Ah, the ironies of family. There’s Spike Lee making thoughtful, provocative, issues-driven films like Do The Right Thing, 25th Hour, Summer of Sam and Get On The Bus, and here’s cousin Malcolm making a Martin Lawrence movie.

After things like Big Momma’s House (1 and 2), Black Knight, and Wild Hogs, the prospect of sitting through another broad Lawrence comedy is akin to driving needles under your nails.
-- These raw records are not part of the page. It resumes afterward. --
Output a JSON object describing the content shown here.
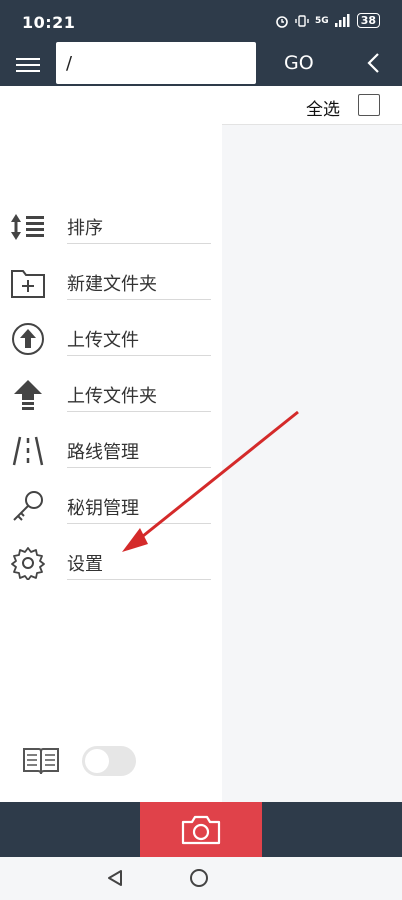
{
  "status_bar": {
    "time": "10:21",
    "network": "5G",
    "battery": "38"
  },
  "toolbar": {
    "path_value": "/",
    "go_label": "GO"
  },
  "content": {
    "select_all_label": "全选"
  },
  "drawer": {
    "items": [
      {
        "label": "排序",
        "icon": "sort-icon"
      },
      {
        "label": "新建文件夹",
        "icon": "new-folder-icon"
      },
      {
        "label": "上传文件",
        "icon": "upload-file-icon"
      },
      {
        "label": "上传文件夹",
        "icon": "upload-folder-icon"
      },
      {
        "label": "路线管理",
        "icon": "route-icon"
      },
      {
        "label": "秘钥管理",
        "icon": "key-icon"
      },
      {
        "label": "设置",
        "icon": "gear-icon"
      }
    ],
    "toggle_on": false
  },
  "colors": {
    "header": "#2e3b4a",
    "accent": "#e0424a",
    "arrow": "#d42a2a"
  }
}
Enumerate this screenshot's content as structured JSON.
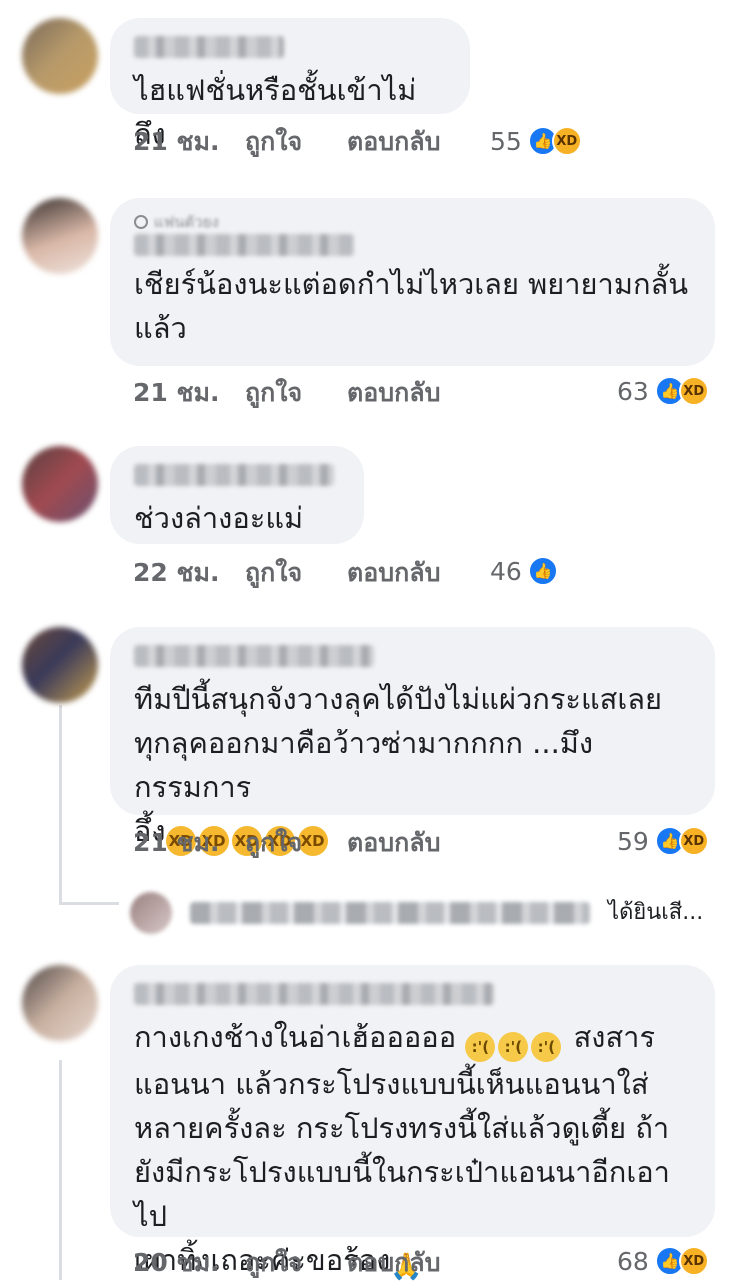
{
  "comments": [
    {
      "text": "ไฮแฟชั่นหรือชั้นเข้าไม่ถึง",
      "time": "21 ชม.",
      "like": "ถูกใจ",
      "reply": "ตอบกลับ",
      "count": "55",
      "reactions": [
        "like-icon",
        "haha-icon"
      ]
    },
    {
      "badge": "แฟนตัวยง",
      "text": "เชียร์น้องนะแต่อดกำไม่ไหวเลย พยายามกลั้น\nแล้ว",
      "time": "21 ชม.",
      "like": "ถูกใจ",
      "reply": "ตอบกลับ",
      "count": "63",
      "reactions": [
        "like-icon",
        "haha-icon"
      ]
    },
    {
      "text": "ช่วงล่างอะแม่",
      "time": "22 ชม.",
      "like": "ถูกใจ",
      "reply": "ตอบกลับ",
      "count": "46",
      "reactions": [
        "like-icon"
      ]
    },
    {
      "text": "ทีมปีนี้สนุกจังวางลุคได้ปังไม่แผ่วกระแสเลย\nทุกลุคออกมาคือว้าวซ่ามากกกก ...มึงกรรมการ\nอึ้ง",
      "emoji_after": [
        "rofl",
        "rofl",
        "rofl",
        "rofl",
        "rofl"
      ],
      "time": "21 ชม.",
      "like": "ถูกใจ",
      "reply": "ตอบกลับ",
      "count": "59",
      "reactions": [
        "like-icon",
        "haha-icon"
      ]
    },
    {
      "text": "กางเกงช้างในอ่าเฮ้อออออ",
      "emoji_mid": [
        "sad-tear",
        "sad-tear",
        "sad-tear"
      ],
      "text2": " สงสาร\nแอนนา แล้วกระโปรงแบบนี้เห็นแอนนาใส่\nหลายครั้งละ กระโปรงทรงนี้ใส่แล้วดูเตี้ย ถ้า\nยังมีกระโปรงแบบนี้ในกระเป๋าแอนนาอีกเอาไป\nเผาทิ้งเถอะค่ะขอร้อง",
      "emoji_end": "folded-hands",
      "time": "20 ชม.",
      "like": "ถูกใจ",
      "reply": "ตอบกลับ",
      "count": "68",
      "reactions": [
        "like-icon",
        "haha-icon"
      ]
    }
  ],
  "reply_preview": {
    "text": "ได้ยินเสี..."
  }
}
However, while it’s a given that he’s excruciatingly awful, the astonishing surprise is that he’s not the worst thing here.

He plays RJ, a self-help guru turned successful daytime LA chat show host who left home after a fall out with his disapproving tough love father (James Earl Jones) and manipulative competitive orphaned cousin Clyde (Cedric the Entertainer) and hasn’t been back in nine years.

However, he’s been coerced into attending his parent’s 50th wedding anniversary, along with his young son (an obligatory accessory for the cute cutaway moments) and self-absorbed trophy fiancee Bianca (Joy Bryant) who talks of their forthcoming marriage as an alliance.

Naturally when he gets to Georgia and is again confronted by his hard to please father and unimpressed relatives - disciplinarian sheriff brother Otis (Michael Clarke Duncan), con artist cousin Reggie (Mike Epps), mouthy blimp sister Betty (a painfully loud Mo’Nique), and Lucinda (Nicole Ari Parker), the high school crush whom he and the still sneaky Clyde fought over - old securities, old wounds and long simmering resentments all come bubbling to the surface.

And, equally naturally, superior condescending Bianca isn’t welcomed with open arms, either.

Predictably, there’s nothing like a little heartwarming humiliation, physical and verbal assault, and belittling admonishment to make a guy realise the importance of family and the shallowness of material success.

Lee apparently encouraged the cast to improvise, but appears to have had no ability to rein them back in, leaving the already broad, lowbrow comedy to spiral out of control into lame slapstick, screechingly unfunny riffing and obligatory fat and fart gags before running into a brick wall of sentimental melodrama.

And what, you wonder, is worse than Martin Lawrence?

That’ll be the “hilarious” sight of two sex-crazed dogs going at it. But only just.